═════ RECORD EXCERPTS ═════

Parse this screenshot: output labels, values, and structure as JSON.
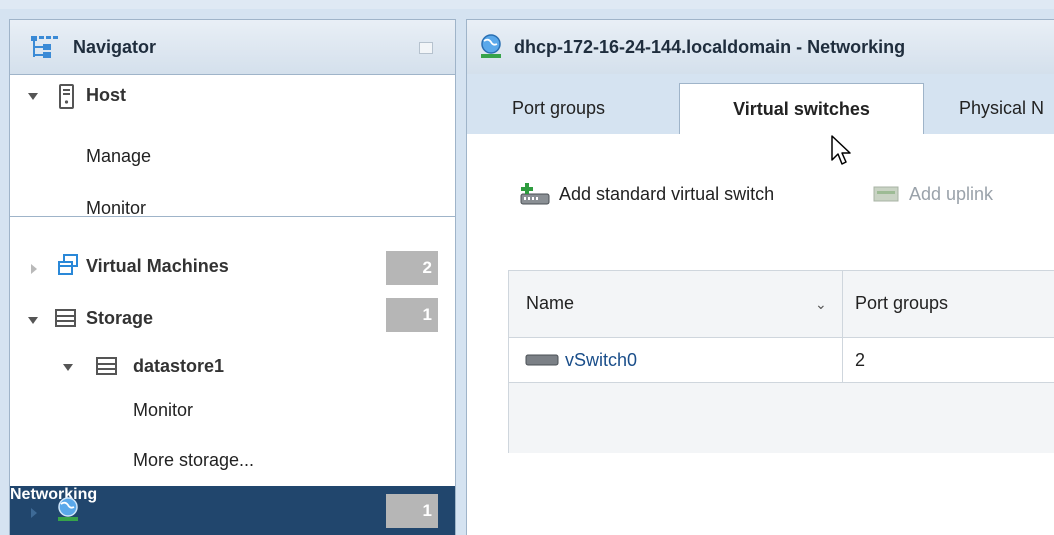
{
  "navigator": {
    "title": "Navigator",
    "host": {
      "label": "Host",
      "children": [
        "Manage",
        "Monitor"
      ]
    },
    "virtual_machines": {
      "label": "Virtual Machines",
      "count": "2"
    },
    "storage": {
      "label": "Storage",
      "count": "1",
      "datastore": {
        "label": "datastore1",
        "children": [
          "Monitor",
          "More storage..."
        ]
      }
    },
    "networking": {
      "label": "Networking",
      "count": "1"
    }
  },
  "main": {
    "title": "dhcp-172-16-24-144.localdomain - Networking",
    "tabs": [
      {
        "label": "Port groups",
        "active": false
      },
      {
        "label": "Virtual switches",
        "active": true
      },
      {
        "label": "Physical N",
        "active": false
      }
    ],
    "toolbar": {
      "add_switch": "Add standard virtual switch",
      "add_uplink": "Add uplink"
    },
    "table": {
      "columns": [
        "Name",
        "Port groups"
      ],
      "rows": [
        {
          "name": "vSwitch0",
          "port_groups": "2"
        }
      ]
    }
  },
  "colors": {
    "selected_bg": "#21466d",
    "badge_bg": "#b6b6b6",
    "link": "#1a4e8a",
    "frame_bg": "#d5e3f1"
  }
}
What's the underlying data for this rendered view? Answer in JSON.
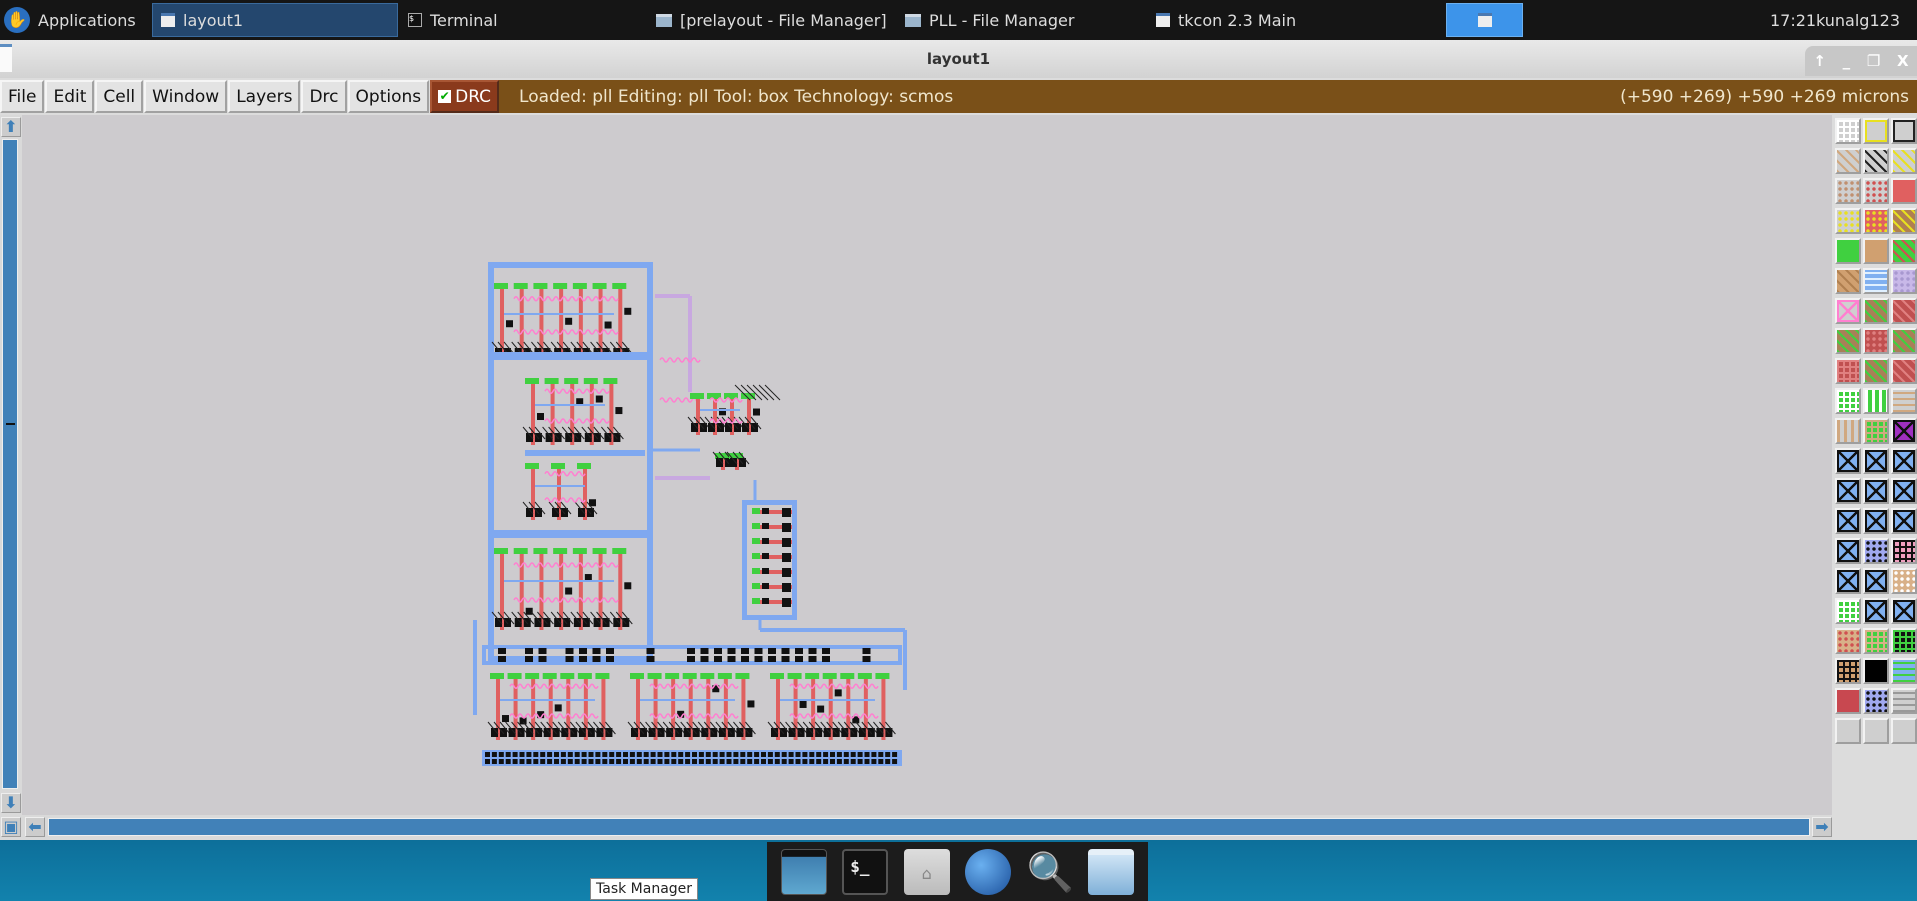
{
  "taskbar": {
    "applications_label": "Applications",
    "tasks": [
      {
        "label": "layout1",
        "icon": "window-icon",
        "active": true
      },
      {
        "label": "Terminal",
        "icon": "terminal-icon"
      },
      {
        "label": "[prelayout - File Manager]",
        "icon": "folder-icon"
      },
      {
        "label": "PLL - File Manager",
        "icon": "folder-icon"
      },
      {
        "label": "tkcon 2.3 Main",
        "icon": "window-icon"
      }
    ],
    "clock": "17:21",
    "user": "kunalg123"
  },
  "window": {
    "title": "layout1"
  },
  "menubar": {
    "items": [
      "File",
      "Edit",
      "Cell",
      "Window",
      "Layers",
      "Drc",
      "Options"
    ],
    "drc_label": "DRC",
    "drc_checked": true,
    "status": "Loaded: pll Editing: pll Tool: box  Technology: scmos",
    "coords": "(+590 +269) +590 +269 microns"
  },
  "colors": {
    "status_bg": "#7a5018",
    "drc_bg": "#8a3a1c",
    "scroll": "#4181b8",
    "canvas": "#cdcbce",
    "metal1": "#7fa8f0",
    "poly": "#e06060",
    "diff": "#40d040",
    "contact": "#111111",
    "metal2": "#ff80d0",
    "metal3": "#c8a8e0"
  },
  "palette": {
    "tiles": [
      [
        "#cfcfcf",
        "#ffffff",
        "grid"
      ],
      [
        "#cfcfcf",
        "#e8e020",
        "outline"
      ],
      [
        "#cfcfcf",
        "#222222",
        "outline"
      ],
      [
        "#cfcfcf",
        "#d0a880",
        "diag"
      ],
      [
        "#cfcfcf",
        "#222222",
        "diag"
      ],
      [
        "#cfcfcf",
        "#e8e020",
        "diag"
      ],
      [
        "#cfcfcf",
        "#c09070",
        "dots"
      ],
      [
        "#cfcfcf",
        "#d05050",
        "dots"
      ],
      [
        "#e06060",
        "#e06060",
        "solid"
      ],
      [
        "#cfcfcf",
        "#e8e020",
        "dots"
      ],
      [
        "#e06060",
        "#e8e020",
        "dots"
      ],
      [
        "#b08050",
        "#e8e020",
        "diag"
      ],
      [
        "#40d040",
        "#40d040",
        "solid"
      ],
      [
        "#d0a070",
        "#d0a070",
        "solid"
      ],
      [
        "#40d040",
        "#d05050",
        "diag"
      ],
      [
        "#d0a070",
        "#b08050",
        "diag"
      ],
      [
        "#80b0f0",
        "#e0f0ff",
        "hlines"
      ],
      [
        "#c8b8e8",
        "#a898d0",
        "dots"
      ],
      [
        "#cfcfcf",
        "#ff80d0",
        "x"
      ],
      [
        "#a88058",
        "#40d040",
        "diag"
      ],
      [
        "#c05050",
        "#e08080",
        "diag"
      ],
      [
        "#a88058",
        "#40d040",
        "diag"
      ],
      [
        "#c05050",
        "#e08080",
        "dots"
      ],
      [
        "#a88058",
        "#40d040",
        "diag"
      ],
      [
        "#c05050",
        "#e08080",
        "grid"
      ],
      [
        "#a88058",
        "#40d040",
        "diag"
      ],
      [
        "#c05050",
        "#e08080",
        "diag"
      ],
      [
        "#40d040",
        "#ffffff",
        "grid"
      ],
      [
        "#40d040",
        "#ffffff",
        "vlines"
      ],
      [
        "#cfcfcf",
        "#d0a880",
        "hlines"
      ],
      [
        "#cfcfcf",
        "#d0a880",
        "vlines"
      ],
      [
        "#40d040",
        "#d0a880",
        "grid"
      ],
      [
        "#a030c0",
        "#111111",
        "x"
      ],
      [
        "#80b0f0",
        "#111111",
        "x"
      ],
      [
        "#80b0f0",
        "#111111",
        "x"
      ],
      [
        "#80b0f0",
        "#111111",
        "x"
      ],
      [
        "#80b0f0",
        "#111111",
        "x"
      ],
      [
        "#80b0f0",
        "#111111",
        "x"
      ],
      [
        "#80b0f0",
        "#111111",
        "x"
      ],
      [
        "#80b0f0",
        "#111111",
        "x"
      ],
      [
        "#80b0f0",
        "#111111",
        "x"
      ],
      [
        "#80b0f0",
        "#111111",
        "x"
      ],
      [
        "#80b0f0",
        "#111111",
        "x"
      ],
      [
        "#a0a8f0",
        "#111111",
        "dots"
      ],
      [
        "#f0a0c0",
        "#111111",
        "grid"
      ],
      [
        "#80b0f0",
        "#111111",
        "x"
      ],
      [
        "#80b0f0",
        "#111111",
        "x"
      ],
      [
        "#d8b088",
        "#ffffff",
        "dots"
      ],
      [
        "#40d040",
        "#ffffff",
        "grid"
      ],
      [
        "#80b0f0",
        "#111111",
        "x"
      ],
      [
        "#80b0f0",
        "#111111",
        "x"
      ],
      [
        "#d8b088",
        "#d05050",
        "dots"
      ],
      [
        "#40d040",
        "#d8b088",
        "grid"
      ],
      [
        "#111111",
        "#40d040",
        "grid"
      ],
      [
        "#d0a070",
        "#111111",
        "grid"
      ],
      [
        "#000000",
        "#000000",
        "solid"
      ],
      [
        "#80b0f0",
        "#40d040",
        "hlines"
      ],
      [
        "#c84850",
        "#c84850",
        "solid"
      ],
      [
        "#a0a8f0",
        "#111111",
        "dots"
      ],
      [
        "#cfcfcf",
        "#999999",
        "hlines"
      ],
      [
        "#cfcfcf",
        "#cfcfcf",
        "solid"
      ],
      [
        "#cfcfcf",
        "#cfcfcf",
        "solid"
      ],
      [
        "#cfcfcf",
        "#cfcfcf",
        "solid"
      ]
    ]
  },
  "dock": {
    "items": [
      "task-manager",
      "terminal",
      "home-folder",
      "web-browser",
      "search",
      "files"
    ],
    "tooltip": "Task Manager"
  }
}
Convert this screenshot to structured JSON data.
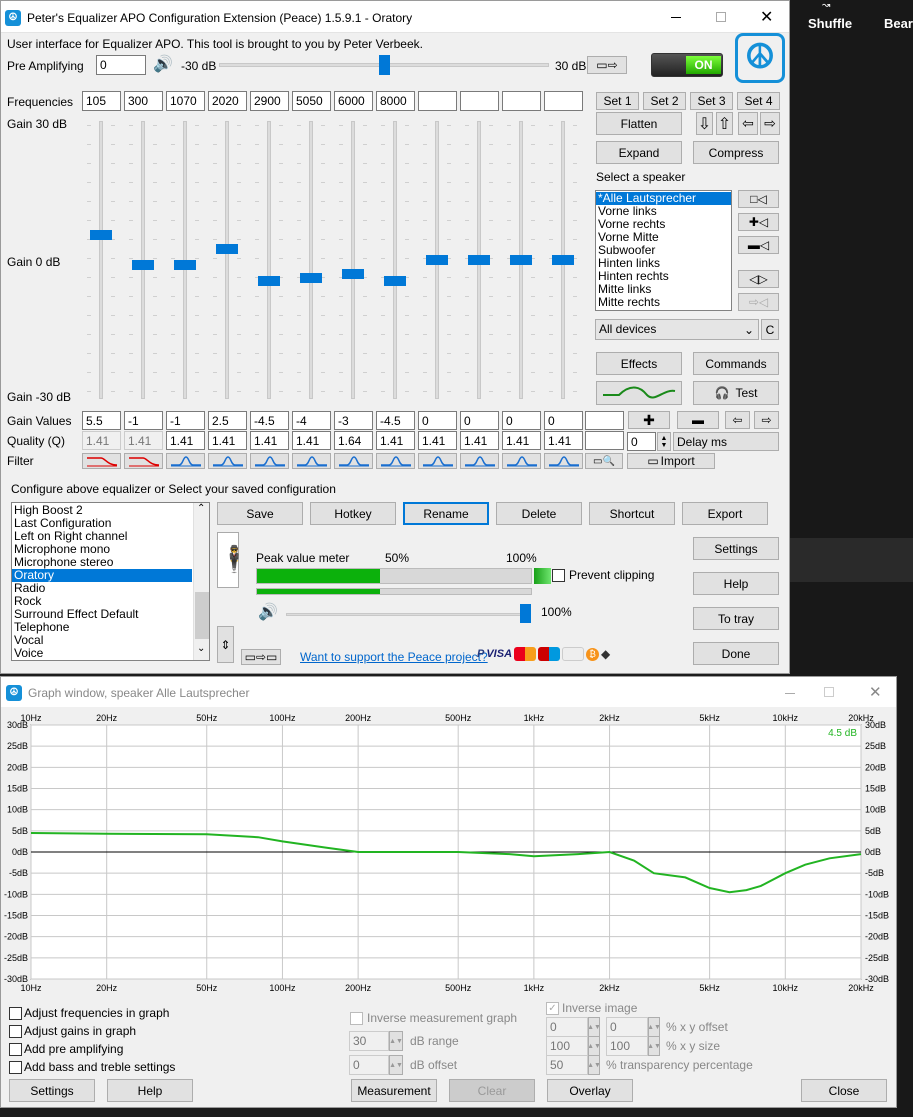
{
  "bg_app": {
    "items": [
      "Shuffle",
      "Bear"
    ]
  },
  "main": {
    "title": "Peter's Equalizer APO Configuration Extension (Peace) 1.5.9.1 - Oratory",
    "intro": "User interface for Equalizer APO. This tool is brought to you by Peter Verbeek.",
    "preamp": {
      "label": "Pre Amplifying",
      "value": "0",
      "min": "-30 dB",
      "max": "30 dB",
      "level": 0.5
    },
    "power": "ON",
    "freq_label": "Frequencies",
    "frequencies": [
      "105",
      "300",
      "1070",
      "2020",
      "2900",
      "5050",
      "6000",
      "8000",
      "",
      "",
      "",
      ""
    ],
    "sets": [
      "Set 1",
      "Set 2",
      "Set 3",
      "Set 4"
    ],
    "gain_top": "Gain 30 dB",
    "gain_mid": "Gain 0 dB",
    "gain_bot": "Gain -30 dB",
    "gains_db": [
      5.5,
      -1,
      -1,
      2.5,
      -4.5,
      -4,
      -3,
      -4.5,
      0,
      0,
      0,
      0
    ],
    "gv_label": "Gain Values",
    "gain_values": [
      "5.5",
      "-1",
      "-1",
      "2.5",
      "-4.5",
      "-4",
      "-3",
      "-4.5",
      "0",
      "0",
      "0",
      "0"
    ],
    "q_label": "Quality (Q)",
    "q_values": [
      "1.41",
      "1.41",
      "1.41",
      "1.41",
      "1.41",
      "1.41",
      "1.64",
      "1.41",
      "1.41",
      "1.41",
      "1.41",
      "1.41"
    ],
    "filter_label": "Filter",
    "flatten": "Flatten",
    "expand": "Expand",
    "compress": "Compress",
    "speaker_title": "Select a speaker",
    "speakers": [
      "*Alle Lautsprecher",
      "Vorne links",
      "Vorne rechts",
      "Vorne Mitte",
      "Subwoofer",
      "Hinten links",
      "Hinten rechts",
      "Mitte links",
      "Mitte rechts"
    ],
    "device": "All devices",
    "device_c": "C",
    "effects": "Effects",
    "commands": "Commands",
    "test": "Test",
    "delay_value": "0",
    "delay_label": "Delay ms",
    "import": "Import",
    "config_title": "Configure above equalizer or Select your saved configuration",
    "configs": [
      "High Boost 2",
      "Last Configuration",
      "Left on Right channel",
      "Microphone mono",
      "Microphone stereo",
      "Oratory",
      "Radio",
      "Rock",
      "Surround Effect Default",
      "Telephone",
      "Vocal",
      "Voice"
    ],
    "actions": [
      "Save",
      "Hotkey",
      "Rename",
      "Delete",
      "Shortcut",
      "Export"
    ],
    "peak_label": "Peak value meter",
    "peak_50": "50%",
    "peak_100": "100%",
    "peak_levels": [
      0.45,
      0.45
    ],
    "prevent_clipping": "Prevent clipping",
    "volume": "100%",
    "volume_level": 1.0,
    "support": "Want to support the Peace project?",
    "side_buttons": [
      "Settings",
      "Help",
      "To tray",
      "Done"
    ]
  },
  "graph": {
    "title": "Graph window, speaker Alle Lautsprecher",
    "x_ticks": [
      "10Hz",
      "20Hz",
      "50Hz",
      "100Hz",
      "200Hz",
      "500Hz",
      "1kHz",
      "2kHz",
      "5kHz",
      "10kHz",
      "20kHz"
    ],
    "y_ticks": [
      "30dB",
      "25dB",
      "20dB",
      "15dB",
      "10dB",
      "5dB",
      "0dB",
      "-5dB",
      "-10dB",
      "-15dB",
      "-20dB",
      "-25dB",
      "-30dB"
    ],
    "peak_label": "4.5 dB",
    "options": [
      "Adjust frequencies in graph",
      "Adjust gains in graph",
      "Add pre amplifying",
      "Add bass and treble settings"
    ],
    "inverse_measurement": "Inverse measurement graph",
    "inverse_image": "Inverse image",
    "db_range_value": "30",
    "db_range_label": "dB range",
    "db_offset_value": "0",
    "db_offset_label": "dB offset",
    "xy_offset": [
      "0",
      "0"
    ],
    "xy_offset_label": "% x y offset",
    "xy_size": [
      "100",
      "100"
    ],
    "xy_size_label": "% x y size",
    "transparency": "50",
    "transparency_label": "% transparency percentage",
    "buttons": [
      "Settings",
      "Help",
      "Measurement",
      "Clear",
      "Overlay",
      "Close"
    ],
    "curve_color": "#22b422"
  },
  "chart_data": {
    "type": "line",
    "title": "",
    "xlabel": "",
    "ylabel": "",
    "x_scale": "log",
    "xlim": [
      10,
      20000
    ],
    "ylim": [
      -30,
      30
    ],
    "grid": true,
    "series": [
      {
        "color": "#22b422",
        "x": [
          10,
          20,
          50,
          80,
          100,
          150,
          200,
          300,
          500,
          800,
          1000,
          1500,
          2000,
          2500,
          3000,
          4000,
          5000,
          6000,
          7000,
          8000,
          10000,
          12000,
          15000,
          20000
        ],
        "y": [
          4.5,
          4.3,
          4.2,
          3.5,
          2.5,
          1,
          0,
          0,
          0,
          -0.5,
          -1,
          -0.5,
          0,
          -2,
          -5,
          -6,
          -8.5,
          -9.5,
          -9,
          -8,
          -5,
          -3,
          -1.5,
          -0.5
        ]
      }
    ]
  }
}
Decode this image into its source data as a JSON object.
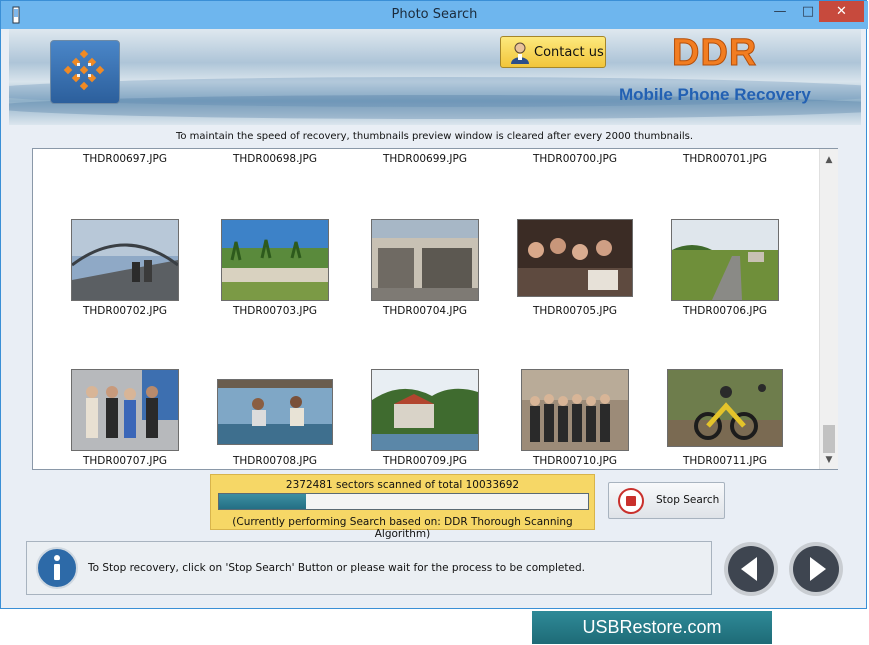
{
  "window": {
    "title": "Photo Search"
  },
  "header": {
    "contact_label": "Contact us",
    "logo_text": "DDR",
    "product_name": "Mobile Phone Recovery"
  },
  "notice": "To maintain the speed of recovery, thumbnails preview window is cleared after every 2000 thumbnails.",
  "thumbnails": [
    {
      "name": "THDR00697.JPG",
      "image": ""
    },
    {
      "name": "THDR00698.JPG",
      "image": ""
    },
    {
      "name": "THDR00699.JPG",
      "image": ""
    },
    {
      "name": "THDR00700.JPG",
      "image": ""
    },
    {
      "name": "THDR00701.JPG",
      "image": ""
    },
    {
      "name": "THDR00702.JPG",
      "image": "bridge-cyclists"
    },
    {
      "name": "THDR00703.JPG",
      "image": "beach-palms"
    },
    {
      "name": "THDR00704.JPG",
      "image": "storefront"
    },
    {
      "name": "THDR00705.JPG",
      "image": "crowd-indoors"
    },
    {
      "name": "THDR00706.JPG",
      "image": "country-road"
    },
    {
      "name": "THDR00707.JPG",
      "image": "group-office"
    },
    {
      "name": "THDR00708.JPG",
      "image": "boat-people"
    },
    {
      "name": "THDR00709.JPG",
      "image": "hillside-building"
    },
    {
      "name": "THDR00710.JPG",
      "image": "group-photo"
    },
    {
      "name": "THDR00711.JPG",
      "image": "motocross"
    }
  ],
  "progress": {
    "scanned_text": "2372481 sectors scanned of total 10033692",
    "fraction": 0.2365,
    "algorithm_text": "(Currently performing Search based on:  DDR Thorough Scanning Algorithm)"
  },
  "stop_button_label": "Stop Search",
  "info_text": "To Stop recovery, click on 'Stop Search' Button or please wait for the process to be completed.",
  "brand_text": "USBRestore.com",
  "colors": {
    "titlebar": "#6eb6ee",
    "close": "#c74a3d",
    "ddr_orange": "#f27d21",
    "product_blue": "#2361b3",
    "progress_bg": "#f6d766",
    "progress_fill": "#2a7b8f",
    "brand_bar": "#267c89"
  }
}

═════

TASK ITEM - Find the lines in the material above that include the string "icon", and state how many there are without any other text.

EXERCISE OUTPUT - 5